A gadget for all seasons
Essentially, our interests do not intersect. I enjoy preparing and eating delicious, local, seasonal foods. My 3-and-a-half-year-old son Benjamin is into trains, trucks and demolition equipment. We spend our share of time in the car pulled over by the side of the road watching tractors rumbling around construction sites. –
How then, do I get a 3-year-old’s attention when I am toiling away in the kitchen? When I want him to learn about nutritious food? The answer lies in my gadgets and appliances. They’re cool. Especially anything with a motor.-
Last week, I took out the sleek and elegant Apple Pro Peeler and affixed it to my counter with its suction-gripper feet. After I impaled a beautiful Granny Smith on the machine’s central spike, I turned the hand crank. “Look Ben,” I said. He watched. Nothing happened.
“I better check the instruction booklet,” I mumbled, wheeling around the kitchen, conscious that I had left a 3-year-old near a sharp blade. “Don’t touch any”,” I ordered sternly.-
“Mama, look,” he interrupted me. I spun around. In just a few seconds, he had skinned the entire apple, bottom to top. A two-foot-long apple peel snaked over the counter.-
I should not have been surprised. At two years old, Benjamin was deftly expelling cherry pits into the sink with both my manual and hand cranked cherry stoners. Last week, he insisted on zesting four mandarin oranges after he saw me doing it.
-And anytime a soup needs pureeing, the boy is there, holding my immersible blender steadily in the pot and lecturing me on what speed is best. Not bad for someone who can’t reach the counter unless he’s standing on a dining room chair.
While some of my kitchen tools are employed year round, many of them are used only at certain parts of the year. What a great way to teach the kids about the nature of the seasons, a concept even I have trouble with sometimes (I’m still halfway in denial that tomato season is over).-

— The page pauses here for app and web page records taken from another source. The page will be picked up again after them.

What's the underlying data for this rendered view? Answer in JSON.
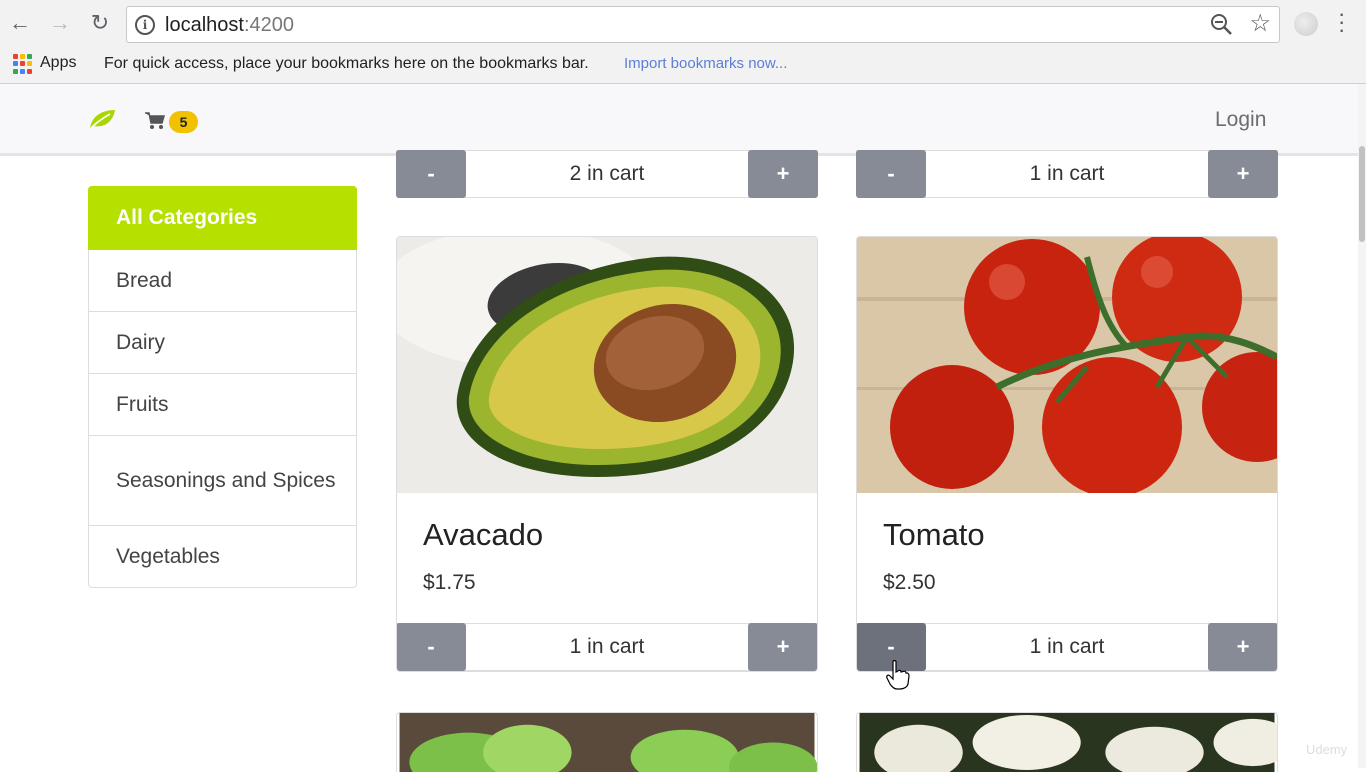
{
  "browser": {
    "url_host": "localhost",
    "url_port": ":4200",
    "info_icon": "i",
    "bookmarks": {
      "apps_label": "Apps",
      "hint": "For quick access, place your bookmarks here on the bookmarks bar.",
      "import_link": "Import bookmarks now..."
    }
  },
  "navbar": {
    "cart_count": "5",
    "login_label": "Login",
    "accent_color": "#b5e000"
  },
  "sidebar": {
    "items": [
      {
        "label": "All Categories",
        "active": true
      },
      {
        "label": "Bread"
      },
      {
        "label": "Dairy"
      },
      {
        "label": "Fruits"
      },
      {
        "label": "Seasonings and Spices"
      },
      {
        "label": "Vegetables"
      }
    ]
  },
  "top_row": [
    {
      "minus": "-",
      "qty": "2 in cart",
      "plus": "+"
    },
    {
      "minus": "-",
      "qty": "1 in cart",
      "plus": "+"
    }
  ],
  "products": [
    {
      "title": "Avacado",
      "price": "$1.75",
      "minus": "-",
      "qty": "1 in cart",
      "plus": "+"
    },
    {
      "title": "Tomato",
      "price": "$2.50",
      "minus": "-",
      "qty": "1 in cart",
      "plus": "+"
    }
  ],
  "watermark": "Udemy"
}
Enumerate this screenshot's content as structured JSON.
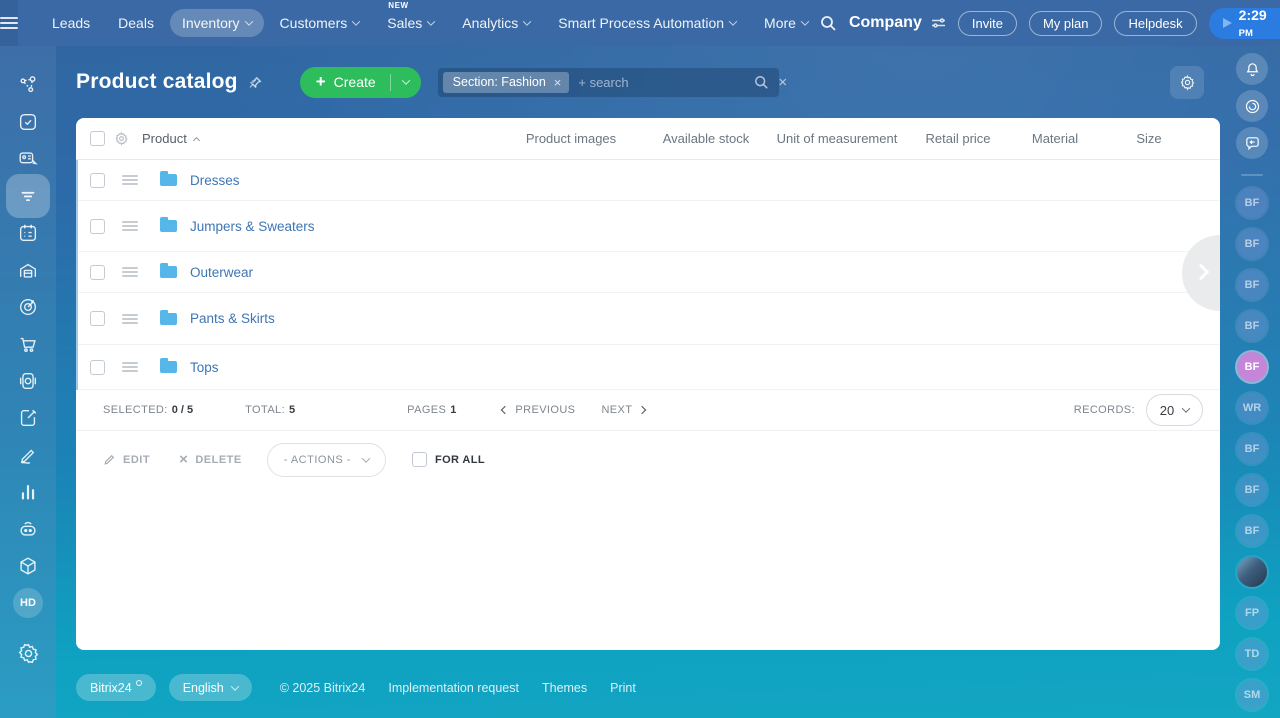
{
  "colors": {
    "topbar_blue": "#3a69a5",
    "background_teal": "#13a6c2",
    "create_green": "#2ebd5d",
    "link_blue": "#3e75b4",
    "folder_blue": "#55b7e9",
    "time_pill_blue": "#2b7ce0",
    "highlight_avatar_purple": "#c585d9"
  },
  "topbar": {
    "nav": [
      {
        "label": "Leads"
      },
      {
        "label": "Deals"
      },
      {
        "label": "Inventory"
      },
      {
        "label": "Customers"
      },
      {
        "label": "Sales",
        "badge": "NEW"
      },
      {
        "label": "Analytics"
      },
      {
        "label": "Smart Process Automation"
      },
      {
        "label": "More"
      }
    ],
    "company_label": "Company",
    "invite_label": "Invite",
    "my_plan_label": "My plan",
    "helpdesk_label": "Helpdesk",
    "clock_time": "2:29",
    "clock_meridiem": "PM"
  },
  "header": {
    "title": "Product catalog",
    "create_label": "Create",
    "filter_chip": "Section: Fashion",
    "search_placeholder": "+ search"
  },
  "grid": {
    "columns": {
      "product": "Product",
      "images": "Product images",
      "stock": "Available stock",
      "unit": "Unit of measurement",
      "price": "Retail price",
      "material": "Material",
      "size": "Size"
    },
    "rows": [
      {
        "name": "Dresses"
      },
      {
        "name": "Jumpers & Sweaters"
      },
      {
        "name": "Outerwear"
      },
      {
        "name": "Pants & Skirts"
      },
      {
        "name": "Tops"
      }
    ]
  },
  "pagination": {
    "selected_label": "SELECTED:",
    "selected_value": "0 / 5",
    "total_label": "TOTAL:",
    "total_value": "5",
    "pages_label": "PAGES",
    "pages_value": "1",
    "previous_label": "PREVIOUS",
    "next_label": "NEXT",
    "records_label": "RECORDS:",
    "records_value": "20"
  },
  "actions": {
    "edit": "EDIT",
    "delete": "DELETE",
    "menu": "- ACTIONS -",
    "for_all": "FOR ALL"
  },
  "footer": {
    "brand": "Bitrix24",
    "language": "English",
    "copyright": "© 2025 Bitrix24",
    "links": [
      "Implementation request",
      "Themes",
      "Print"
    ]
  },
  "left_rail": {
    "hd_badge": "HD"
  },
  "right_rail": {
    "avatars": [
      {
        "initials": "BF"
      },
      {
        "initials": "BF"
      },
      {
        "initials": "BF"
      },
      {
        "initials": "BF"
      },
      {
        "initials": "BF"
      },
      {
        "initials": "WR"
      },
      {
        "initials": "BF"
      },
      {
        "initials": "BF"
      },
      {
        "initials": "BF"
      },
      {
        "initials": ""
      },
      {
        "initials": "FP"
      },
      {
        "initials": "TD"
      },
      {
        "initials": "SM"
      }
    ]
  }
}
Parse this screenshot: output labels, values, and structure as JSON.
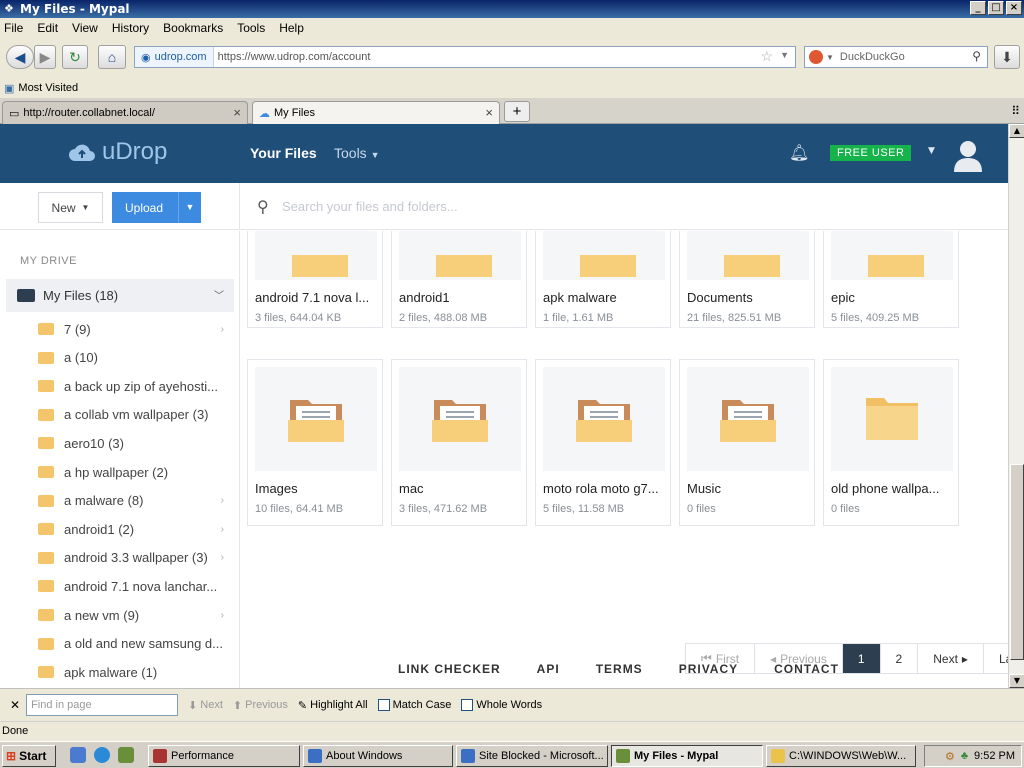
{
  "window": {
    "title": "My Files - Mypal"
  },
  "menu": [
    "File",
    "Edit",
    "View",
    "History",
    "Bookmarks",
    "Tools",
    "Help"
  ],
  "nav": {
    "site_identity": "udrop.com",
    "url": "https://www.udrop.com/account",
    "search_placeholder": "DuckDuckGo"
  },
  "bookmarks": {
    "most_visited": "Most Visited"
  },
  "tabs": [
    {
      "label": "http://router.collabnet.local/"
    },
    {
      "label": "My Files"
    }
  ],
  "app": {
    "logo_text": "uDrop",
    "nav_your_files": "Your Files",
    "nav_tools": "Tools",
    "badge": "FREE USER",
    "new_label": "New",
    "upload_label": "Upload",
    "search_placeholder": "Search your files and folders..."
  },
  "sidebar": {
    "heading": "MY DRIVE",
    "root": "My Files (18)",
    "items": [
      {
        "label": "7 (9)",
        "has_children": true
      },
      {
        "label": "a (10)",
        "has_children": false
      },
      {
        "label": "a back up zip of ayehosti...",
        "has_children": false
      },
      {
        "label": "a collab vm wallpaper (3)",
        "has_children": false
      },
      {
        "label": "aero10 (3)",
        "has_children": false
      },
      {
        "label": "a hp wallpaper (2)",
        "has_children": false
      },
      {
        "label": "a malware (8)",
        "has_children": true
      },
      {
        "label": "android1 (2)",
        "has_children": true
      },
      {
        "label": "android 3.3 wallpaper (3)",
        "has_children": true
      },
      {
        "label": "android 7.1 nova lanchar...",
        "has_children": false
      },
      {
        "label": "a new vm (9)",
        "has_children": true
      },
      {
        "label": "a old and new samsung d...",
        "has_children": false
      },
      {
        "label": "apk malware (1)",
        "has_children": false
      }
    ]
  },
  "folders_row1": [
    {
      "name": "android 7.1 nova l...",
      "meta": "3 files, 644.04 KB"
    },
    {
      "name": "android1",
      "meta": "2 files, 488.08 MB"
    },
    {
      "name": "apk malware",
      "meta": "1 file, 1.61 MB"
    },
    {
      "name": "Documents",
      "meta": "21 files, 825.51 MB"
    },
    {
      "name": "epic",
      "meta": "5 files, 409.25 MB"
    }
  ],
  "folders_row2": [
    {
      "name": "Images",
      "meta": "10 files, 64.41 MB",
      "icon": "folder-open-icon"
    },
    {
      "name": "mac",
      "meta": "3 files, 471.62 MB",
      "icon": "folder-open-icon"
    },
    {
      "name": "moto rola moto g7...",
      "meta": "5 files, 11.58 MB",
      "icon": "folder-open-icon"
    },
    {
      "name": "Music",
      "meta": "0 files",
      "icon": "folder-open-icon"
    },
    {
      "name": "old phone wallpa...",
      "meta": "0 files",
      "icon": "folder-empty-icon"
    }
  ],
  "pagination": {
    "first": "First",
    "previous": "Previous",
    "page1": "1",
    "page2": "2",
    "next": "Next",
    "last": "Last"
  },
  "footer": [
    "LINK CHECKER",
    "API",
    "TERMS",
    "PRIVACY",
    "CONTACT"
  ],
  "findbar": {
    "placeholder": "Find in page",
    "next": "Next",
    "previous": "Previous",
    "highlight_all": "Highlight All",
    "match_case": "Match Case",
    "whole_words": "Whole Words"
  },
  "status": {
    "text": "Done"
  },
  "taskbar": {
    "start": "Start",
    "tasks": [
      "Performance",
      "About Windows",
      "Site Blocked - Microsoft...",
      "My Files - Mypal",
      "C:\\WINDOWS\\Web\\W..."
    ],
    "clock": "9:52 PM"
  },
  "colors": {
    "header_bg": "#1f4e79",
    "upload_btn": "#3d8be0",
    "free_badge": "#15b34a",
    "folder": "#f7cf7a"
  }
}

Springtime is when we make lots of salads with fresh, field-picked greens. What a great opportunity to really get the salad spinner whizzing around at top speed. Before they get put away for the year, the cherry pitter and garlic press each see a lot of action in early summer. The mandolin is handy in the mid-summer for making cucumber salads and razor-thin potato and beet chips. In the fall, we peel and core lots of apples, and in winter we zest citrus.-
In my kitchen, a mother and son bond over ice cream makers and melon ballers and grapefruit spoons. Through these gizmos, the boy learns about the flavors of seasonal foods and the magic of the natural cycles of nature. He sees what food looks like in its pure, unprocessed state before it’s prepared for consumption. And, for a short time, we ” a rambunctious 3-and-a-half-year-old and his weary, food-obsessed mother ” find common ground … Even if my Cuisinart can’t hold a candle to a front loader/ backhoe combo tractor.
Support Local Journalism
Support Local Journalism
Readers around Lake Tahoe, Truckee, and beyond make the Sierra Sun's work possible. Your financial contribution supports our efforts to deliver quality, locally relevant journalism.
Now more than ever, your support is critical to help us keep our community informed about the evolving coronavirus pandemic and the impact it is having locally. Every contribution, however large or small, will make a difference.
Your donation will help us continue to cover COVID-19 and our other vital local news.
Start a dialogue, stay on topic and be civil.
If you don't follow the rules, your comment may be deleted.
User Legend: Moderator Trusted User
The county’s coronavirus caseload rose by 10 on Friday, making 4,022 the new total number of cases.